<<<<

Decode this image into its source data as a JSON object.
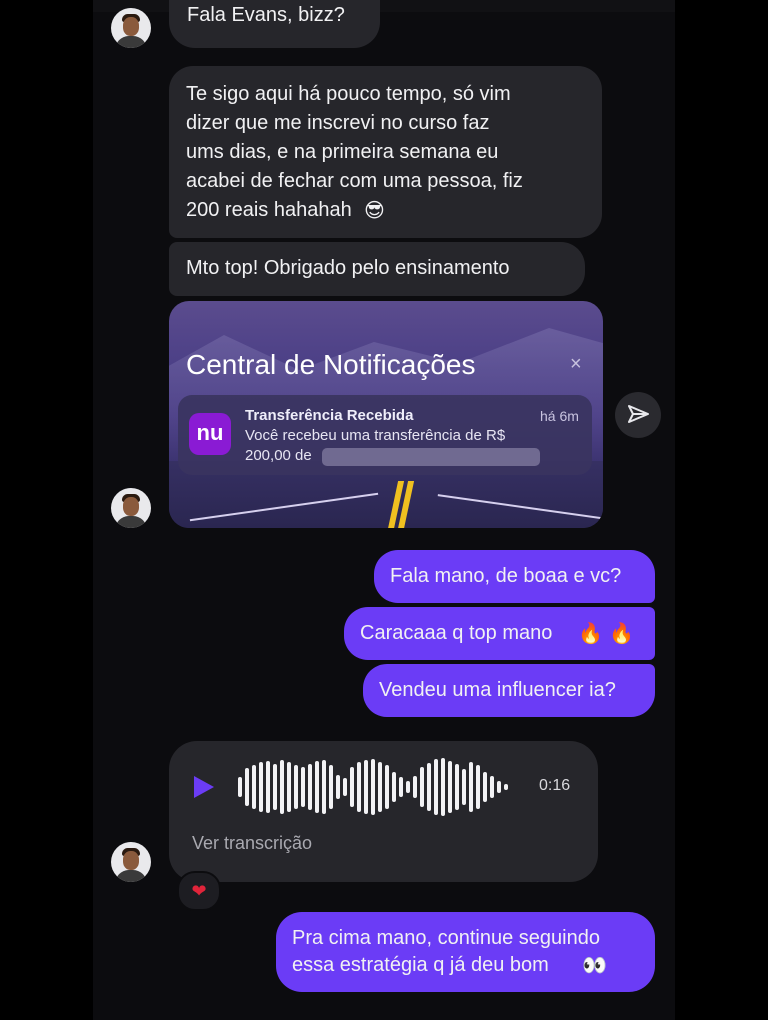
{
  "messages": {
    "m1": "Fala Evans, bizz?",
    "m2_lines": [
      "Te sigo aqui há pouco tempo, só vim",
      "dizer que me inscrevi no curso faz",
      "ums dias, e na primeira semana eu",
      "acabei de fechar com uma pessoa, fiz",
      "200 reais hahahah"
    ],
    "m2_emoji": "😎",
    "m3": "Mto top! Obrigado pelo ensinamento",
    "o1": "Fala mano, de boaa e vc?",
    "o2": "Caracaaa q top mano",
    "o2_emoji": "🔥 🔥",
    "o3": "Vendeu uma influencer ia?",
    "o4_line1": "Pra cima mano, continue seguindo",
    "o4_line2": "essa estratégia q já deu bom",
    "o4_emoji": "👀"
  },
  "notification_card": {
    "title": "Central de Notificações",
    "close_icon": "×",
    "app_logo": "nu",
    "notif_title": "Transferência Recebida",
    "notif_time": "há 6m",
    "notif_body_line1": "Você recebeu uma transferência de R$",
    "notif_body_line2": "200,00 de"
  },
  "audio": {
    "duration": "0:16",
    "transcription_label": "Ver transcrição",
    "reaction": "❤"
  },
  "colors": {
    "incoming_bubble": "#26262b",
    "outgoing_bubble": "#6b3cf6",
    "background": "#0c0c0f"
  },
  "icons": {
    "share": "paper-plane-icon",
    "play": "play-icon",
    "reaction": "heart-icon"
  }
}
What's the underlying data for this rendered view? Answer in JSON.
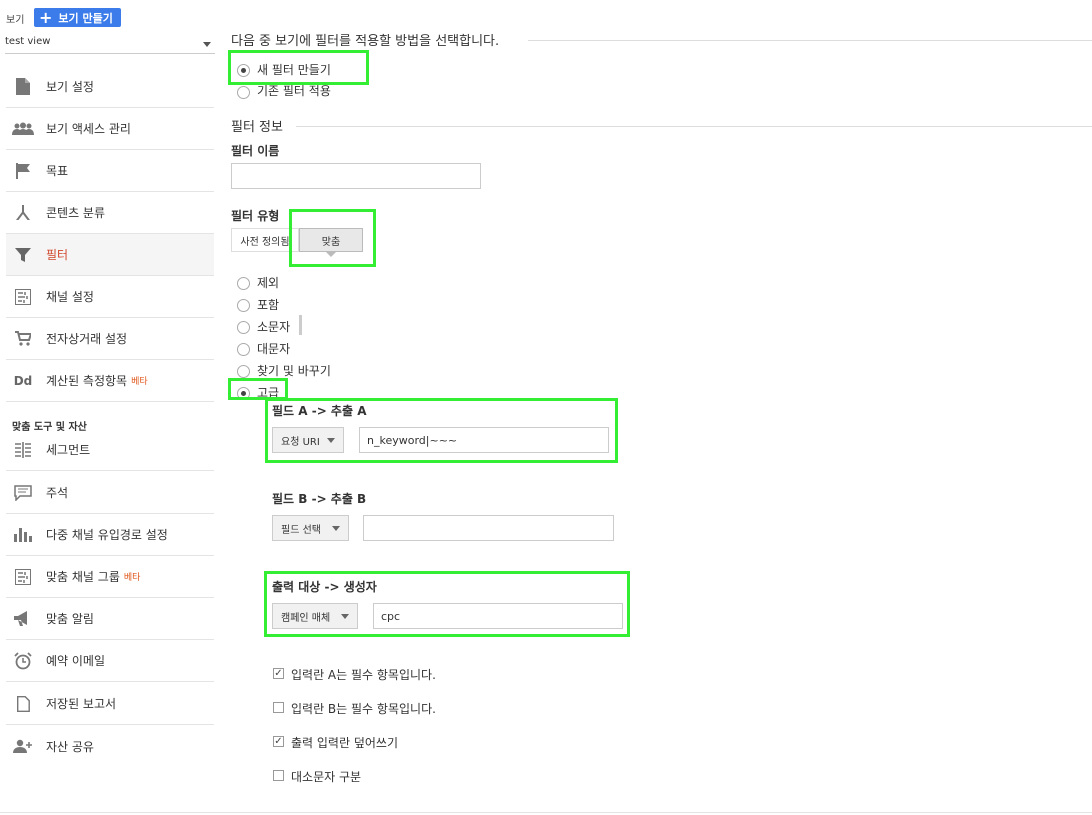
{
  "sidebar": {
    "view_label": "보기",
    "create_view_label": "보기 만들기",
    "selected_view": "test view",
    "items": [
      {
        "label": "보기 설정",
        "icon": "document-icon"
      },
      {
        "label": "보기 액세스 관리",
        "icon": "people-icon"
      },
      {
        "label": "목표",
        "icon": "flag-icon"
      },
      {
        "label": "콘텐츠 분류",
        "icon": "content-grouping-icon"
      },
      {
        "label": "필터",
        "icon": "filter-icon"
      },
      {
        "label": "채널 설정",
        "icon": "channel-settings-icon"
      },
      {
        "label": "전자상거래 설정",
        "icon": "cart-icon"
      },
      {
        "label": "계산된 측정항목",
        "icon": "dd-icon",
        "badge": "베타"
      }
    ],
    "section_header": "맞춤 도구 및 자산",
    "tools": [
      {
        "label": "세그먼트",
        "icon": "segment-icon"
      },
      {
        "label": "주석",
        "icon": "comment-icon"
      },
      {
        "label": "다중 채널 유입경로 설정",
        "icon": "bar-chart-icon"
      },
      {
        "label": "맞춤 채널 그룹",
        "icon": "channel-group-icon",
        "badge": "베타"
      },
      {
        "label": "맞춤 알림",
        "icon": "megaphone-icon"
      },
      {
        "label": "예약 이메일",
        "icon": "alarm-clock-icon"
      },
      {
        "label": "저장된 보고서",
        "icon": "saved-report-icon"
      },
      {
        "label": "자산 공유",
        "icon": "add-person-icon"
      }
    ],
    "dd_glyph": "Dd"
  },
  "main": {
    "title": "다음 중 보기에 필터를 적용할 방법을 선택합니다.",
    "apply_options": [
      "새 필터 만들기",
      "기존 필터 적용"
    ],
    "filter_info_header": "필터 정보",
    "filter_name_label": "필터 이름",
    "filter_name_value": "",
    "filter_type_label": "필터 유형",
    "type_tabs": [
      "사전 정의됨",
      "맞춤"
    ],
    "custom_options": [
      "제외",
      "포함",
      "소문자",
      "대문자",
      "찾기 및 바꾸기",
      "고급"
    ],
    "field_a_label": "필드 A -> 추출 A",
    "field_a_select": "요청 URI",
    "field_a_value": "n_keyword|~~~",
    "field_b_label": "필드 B -> 추출 B",
    "field_b_select": "필드 선택",
    "field_b_value": "",
    "output_label": "출력 대상 -> 생성자",
    "output_select": "캠페인 매체",
    "output_value": "cpc",
    "checkboxes": [
      {
        "label": "입력란 A는 필수 항목입니다.",
        "checked": true
      },
      {
        "label": "입력란 B는 필수 항목입니다.",
        "checked": false
      },
      {
        "label": "출력 입력란 덮어쓰기",
        "checked": true
      },
      {
        "label": "대소문자 구분",
        "checked": false
      }
    ],
    "check_glyph": "✓"
  },
  "colors": {
    "accent": "#3b7bea",
    "highlight": "#33ee33",
    "active_nav": "#d0452a",
    "beta": "#e0571b"
  }
}
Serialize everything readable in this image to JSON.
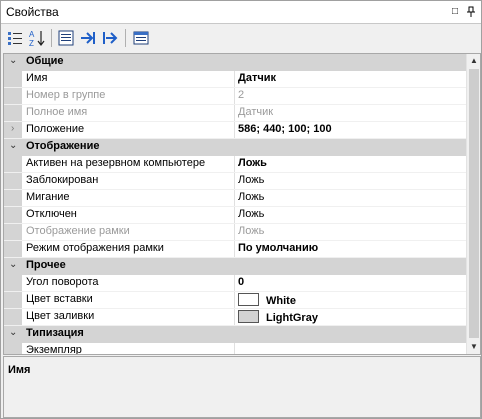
{
  "window": {
    "title": "Свойства",
    "restore_glyph": "□",
    "pin_glyph": "ᵾ"
  },
  "toolbar": {
    "icons": [
      "categorized-icon",
      "sort-az-icon",
      "properties-icon",
      "next-icon",
      "events-icon",
      "property-pages-icon"
    ]
  },
  "grid": {
    "categories": [
      {
        "label": "Общие",
        "expanded": true,
        "props": [
          {
            "name": "Имя",
            "value": "Датчик",
            "bold": true,
            "disabled": false
          },
          {
            "name": "Номер в группе",
            "value": "2",
            "bold": false,
            "disabled": true
          },
          {
            "name": "Полное имя",
            "value": "Датчик",
            "bold": false,
            "disabled": true
          },
          {
            "name": "Положение",
            "value": "586; 440; 100; 100",
            "bold": true,
            "disabled": false,
            "expandable": true
          }
        ]
      },
      {
        "label": "Отображение",
        "expanded": true,
        "props": [
          {
            "name": "Активен на резервном компьютере",
            "value": "Ложь",
            "bold": true,
            "disabled": false
          },
          {
            "name": "Заблокирован",
            "value": "Ложь",
            "bold": false,
            "disabled": false
          },
          {
            "name": "Мигание",
            "value": "Ложь",
            "bold": false,
            "disabled": false
          },
          {
            "name": "Отключен",
            "value": "Ложь",
            "bold": false,
            "disabled": false
          },
          {
            "name": "Отображение рамки",
            "value": "Ложь",
            "bold": false,
            "disabled": true
          },
          {
            "name": "Режим отображения рамки",
            "value": "По умолчанию",
            "bold": true,
            "disabled": false
          }
        ]
      },
      {
        "label": "Прочее",
        "expanded": true,
        "props": [
          {
            "name": "Угол поворота",
            "value": "0",
            "bold": true,
            "disabled": false
          },
          {
            "name": "Цвет вставки",
            "value": "White",
            "bold": true,
            "disabled": false,
            "swatch": "#ffffff"
          },
          {
            "name": "Цвет заливки",
            "value": "LightGray",
            "bold": true,
            "disabled": false,
            "swatch": "#d3d3d3"
          }
        ]
      },
      {
        "label": "Типизация",
        "expanded": true,
        "props": [
          {
            "name": "Экземпляр",
            "value": "",
            "bold": false,
            "disabled": false
          }
        ]
      }
    ]
  },
  "help": {
    "title": "Имя"
  },
  "colors": {
    "category_bg": "#d4d4d4",
    "disabled_text": "#9a9a9a",
    "accent_blue": "#1f5fc8"
  }
}
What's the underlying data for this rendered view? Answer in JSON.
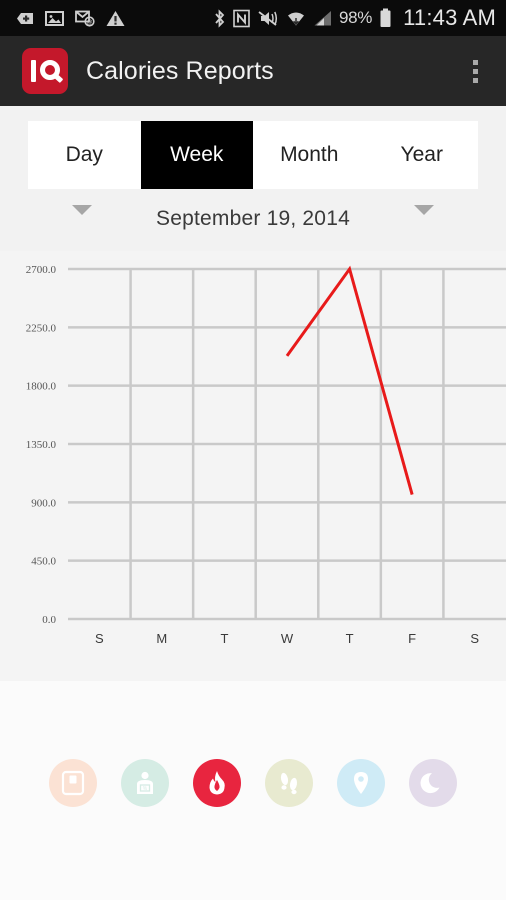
{
  "status_bar": {
    "icons_left": [
      "tag-plus-icon",
      "image-icon",
      "email-sync-icon",
      "warning-icon"
    ],
    "icons_right": [
      "bluetooth-icon",
      "nfc-icon",
      "mute-vibrate-icon",
      "wifi-icon",
      "cellular-signal-icon"
    ],
    "battery_percent": "98%",
    "time": "11:43 AM",
    "background_color": "#0b0b0b"
  },
  "action_bar": {
    "logo_name": "iq-app-logo",
    "logo_color": "#c4182b",
    "title": "Calories Reports",
    "overflow_icon": "overflow-menu-icon",
    "background_color": "#272727"
  },
  "tabs": {
    "items": [
      {
        "label": "Day",
        "active": false
      },
      {
        "label": "Week",
        "active": true
      },
      {
        "label": "Month",
        "active": false
      },
      {
        "label": "Year",
        "active": false
      }
    ],
    "active_background": "#000000",
    "inactive_background": "#ffffff"
  },
  "date_nav": {
    "prev_icon": "chevron-down-icon",
    "next_icon": "chevron-down-icon",
    "date": "September 19, 2014"
  },
  "chart_data": {
    "type": "line",
    "title": "",
    "xlabel": "",
    "ylabel": "",
    "categories": [
      "S",
      "M",
      "T",
      "W",
      "T",
      "F",
      "S"
    ],
    "series": [
      {
        "name": "Calories",
        "color": "#e81a1a",
        "values": [
          null,
          null,
          null,
          2030,
          2700,
          960,
          null
        ]
      }
    ],
    "ytick_labels": [
      "2700.0",
      "2250.0",
      "1800.0",
      "1350.0",
      "900.0",
      "450.0",
      "0.0"
    ],
    "yticks": [
      2700,
      2250,
      1800,
      1350,
      900,
      450,
      0
    ],
    "ylim": [
      0,
      2700
    ],
    "grid": true,
    "legend": false,
    "grid_color": "#c9c9c9",
    "plot_background": "#f4f4f4"
  },
  "icon_bar": {
    "items": [
      {
        "name": "scale-icon",
        "bg": "#fbe2d4",
        "fg": "#ffffff",
        "active": false
      },
      {
        "name": "body-fat-icon",
        "bg": "#d5ece4",
        "fg": "#ffffff",
        "active": false
      },
      {
        "name": "flame-icon",
        "bg": "#e8253f",
        "fg": "#ffffff",
        "active": true
      },
      {
        "name": "footsteps-icon",
        "bg": "#e8ead0",
        "fg": "#ffffff",
        "active": false
      },
      {
        "name": "location-pin-icon",
        "bg": "#cfebf6",
        "fg": "#ffffff",
        "active": false
      },
      {
        "name": "moon-icon",
        "bg": "#e3dbea",
        "fg": "#ffffff",
        "active": false
      }
    ]
  }
}
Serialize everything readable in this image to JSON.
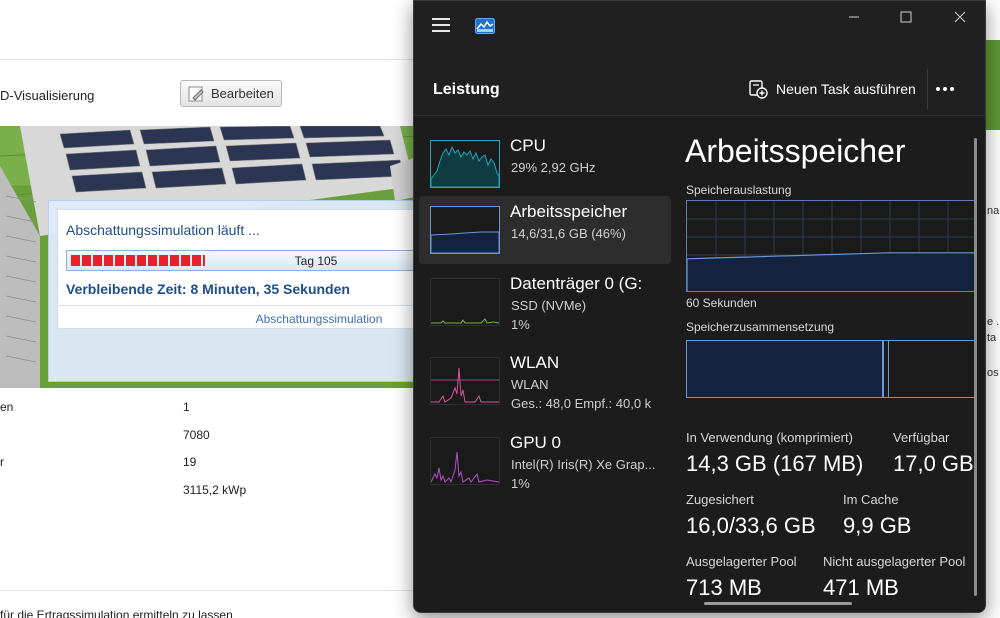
{
  "background_app": {
    "label_3d": "D-Visualisierung",
    "edit_button_label": "Bearbeiten",
    "simulation": {
      "title": "Abschattungssimulation läuft ...",
      "progress_label": "Tag 105",
      "remaining": "Verbleibende Zeit: 8 Minuten, 35 Sekunden",
      "footer": "Abschattungssimulation",
      "progress_fraction": 0.38,
      "bar_color": "#e8202a"
    },
    "table": [
      {
        "key": "en",
        "value": "1"
      },
      {
        "key": "",
        "value": "7080"
      },
      {
        "key": "r",
        "value": "19"
      },
      {
        "key": "",
        "value": "3115,2 kWp"
      }
    ],
    "bottom_text": "für die Ertragssimulation ermitteln zu lassen",
    "right_fragments": [
      "na",
      "e .",
      "ta",
      "os"
    ]
  },
  "task_manager": {
    "section_title": "Leistung",
    "run_task_label": "Neuen Task ausführen",
    "sidebar": [
      {
        "name": "CPU",
        "sub": "29%  2,92 GHz",
        "sub2": "",
        "color": "#1aa7b9",
        "selected": false
      },
      {
        "name": "Arbeitsspeicher",
        "sub": "14,6/31,6 GB (46%)",
        "sub2": "",
        "color": "#6b96d4",
        "selected": true
      },
      {
        "name": "Datenträger 0 (G:",
        "sub": "SSD (NVMe)",
        "sub2": "1%",
        "color": "#6cbf3a",
        "selected": false
      },
      {
        "name": "WLAN",
        "sub": "WLAN",
        "sub2": "Ges.: 48,0  Empf.: 40,0 k",
        "color": "#d9549d",
        "selected": false
      },
      {
        "name": "GPU 0",
        "sub": "Intel(R) Iris(R) Xe Grap...",
        "sub2": "1%",
        "color": "#b74ec9",
        "selected": false
      }
    ],
    "detail": {
      "title": "Arbeitsspeicher",
      "usage_label": "Speicherauslastung",
      "time_label": "60 Sekunden",
      "composition_label": "Speicherzusammensetzung",
      "in_use_label": "In Verwendung (komprimiert)",
      "in_use_value": "14,3 GB (167 MB)",
      "available_label": "Verfügbar",
      "available_value": "17,0 GB",
      "committed_label": "Zugesichert",
      "committed_value": "16,0/33,6 GB",
      "cached_label": "Im Cache",
      "cached_value": "9,9 GB",
      "paged_pool_label": "Ausgelagerter Pool",
      "paged_pool_value": "713 MB",
      "nonpaged_pool_label": "Nicht ausgelagerter Pool",
      "nonpaged_pool_value": "471 MB",
      "usage_fraction": 0.46
    }
  }
}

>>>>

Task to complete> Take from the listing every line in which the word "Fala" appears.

Result>
    "m1": "Fala Evans, bizz?",
    "o1": "Fala mano, de boaa e vc?",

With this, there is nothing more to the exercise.